-- EXERCISE DESCRIPTION --
Wherever "author" occurs in the entries, copy the line that holds it.

□ □ □ □ □ □ □

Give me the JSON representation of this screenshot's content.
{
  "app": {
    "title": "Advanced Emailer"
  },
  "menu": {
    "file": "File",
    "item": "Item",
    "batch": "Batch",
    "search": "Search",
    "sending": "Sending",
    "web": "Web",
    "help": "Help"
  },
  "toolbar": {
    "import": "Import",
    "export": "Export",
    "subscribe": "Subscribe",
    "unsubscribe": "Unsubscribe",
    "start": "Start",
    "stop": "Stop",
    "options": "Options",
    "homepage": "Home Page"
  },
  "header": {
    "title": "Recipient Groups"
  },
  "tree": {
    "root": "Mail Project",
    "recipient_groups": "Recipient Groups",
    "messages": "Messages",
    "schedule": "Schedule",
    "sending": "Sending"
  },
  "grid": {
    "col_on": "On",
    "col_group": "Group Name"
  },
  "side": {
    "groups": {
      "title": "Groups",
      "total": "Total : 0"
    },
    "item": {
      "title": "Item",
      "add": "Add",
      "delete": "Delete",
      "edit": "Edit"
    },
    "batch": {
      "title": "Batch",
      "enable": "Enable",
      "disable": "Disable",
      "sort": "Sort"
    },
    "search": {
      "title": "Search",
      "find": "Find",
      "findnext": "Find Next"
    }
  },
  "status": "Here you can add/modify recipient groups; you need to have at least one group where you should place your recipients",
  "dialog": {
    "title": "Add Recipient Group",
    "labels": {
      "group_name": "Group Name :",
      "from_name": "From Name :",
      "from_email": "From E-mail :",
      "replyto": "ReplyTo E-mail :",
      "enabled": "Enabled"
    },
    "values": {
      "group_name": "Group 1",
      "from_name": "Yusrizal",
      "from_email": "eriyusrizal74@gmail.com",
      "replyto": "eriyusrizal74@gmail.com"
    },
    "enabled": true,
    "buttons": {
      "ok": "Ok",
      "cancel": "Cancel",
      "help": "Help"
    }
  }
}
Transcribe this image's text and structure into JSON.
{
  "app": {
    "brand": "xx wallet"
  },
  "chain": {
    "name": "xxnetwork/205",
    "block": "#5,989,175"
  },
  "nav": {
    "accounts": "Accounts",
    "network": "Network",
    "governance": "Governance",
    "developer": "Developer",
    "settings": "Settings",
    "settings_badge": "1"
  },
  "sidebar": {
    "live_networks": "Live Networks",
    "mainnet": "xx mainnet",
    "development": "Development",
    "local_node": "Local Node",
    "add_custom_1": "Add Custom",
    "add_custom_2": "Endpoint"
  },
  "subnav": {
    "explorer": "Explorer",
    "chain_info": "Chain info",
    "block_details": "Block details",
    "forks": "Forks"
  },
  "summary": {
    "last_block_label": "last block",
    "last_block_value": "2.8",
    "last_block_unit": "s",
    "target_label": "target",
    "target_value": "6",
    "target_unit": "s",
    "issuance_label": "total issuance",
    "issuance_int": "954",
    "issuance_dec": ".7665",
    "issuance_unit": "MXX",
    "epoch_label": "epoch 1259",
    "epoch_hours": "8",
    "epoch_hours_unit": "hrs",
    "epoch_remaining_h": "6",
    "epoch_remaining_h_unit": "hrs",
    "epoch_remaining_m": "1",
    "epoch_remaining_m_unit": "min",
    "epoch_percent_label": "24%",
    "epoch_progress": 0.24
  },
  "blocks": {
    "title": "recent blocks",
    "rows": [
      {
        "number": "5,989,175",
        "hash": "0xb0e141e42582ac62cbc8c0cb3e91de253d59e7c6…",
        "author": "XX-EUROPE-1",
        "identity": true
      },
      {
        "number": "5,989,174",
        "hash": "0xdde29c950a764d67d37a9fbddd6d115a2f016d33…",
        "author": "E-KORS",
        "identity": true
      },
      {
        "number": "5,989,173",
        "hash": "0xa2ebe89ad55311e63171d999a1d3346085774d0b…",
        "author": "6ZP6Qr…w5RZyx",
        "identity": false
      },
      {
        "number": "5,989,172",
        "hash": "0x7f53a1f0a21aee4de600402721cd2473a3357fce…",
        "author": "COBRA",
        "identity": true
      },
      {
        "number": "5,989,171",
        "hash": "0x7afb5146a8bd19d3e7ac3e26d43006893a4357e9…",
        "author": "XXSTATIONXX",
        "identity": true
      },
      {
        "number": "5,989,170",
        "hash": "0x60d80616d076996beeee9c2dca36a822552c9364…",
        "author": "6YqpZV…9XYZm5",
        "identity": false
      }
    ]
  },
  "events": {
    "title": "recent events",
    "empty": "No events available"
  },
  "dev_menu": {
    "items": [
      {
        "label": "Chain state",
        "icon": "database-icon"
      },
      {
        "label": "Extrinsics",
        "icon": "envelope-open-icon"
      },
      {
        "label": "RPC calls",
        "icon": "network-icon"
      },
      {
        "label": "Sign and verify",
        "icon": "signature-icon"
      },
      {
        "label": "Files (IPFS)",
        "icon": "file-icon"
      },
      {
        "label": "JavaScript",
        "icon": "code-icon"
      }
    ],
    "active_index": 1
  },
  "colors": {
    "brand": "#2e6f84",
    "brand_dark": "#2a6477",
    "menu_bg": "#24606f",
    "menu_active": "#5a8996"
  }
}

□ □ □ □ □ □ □

-- ANSWER SPACE --
        "author": "XX-EUROPE-1",
        "author": "E-KORS",
        "author": "6ZP6Qr…w5RZyx",
        "author": "COBRA",
        "author": "XXSTATIONXX",
        "author": "6YqpZV…9XYZm5",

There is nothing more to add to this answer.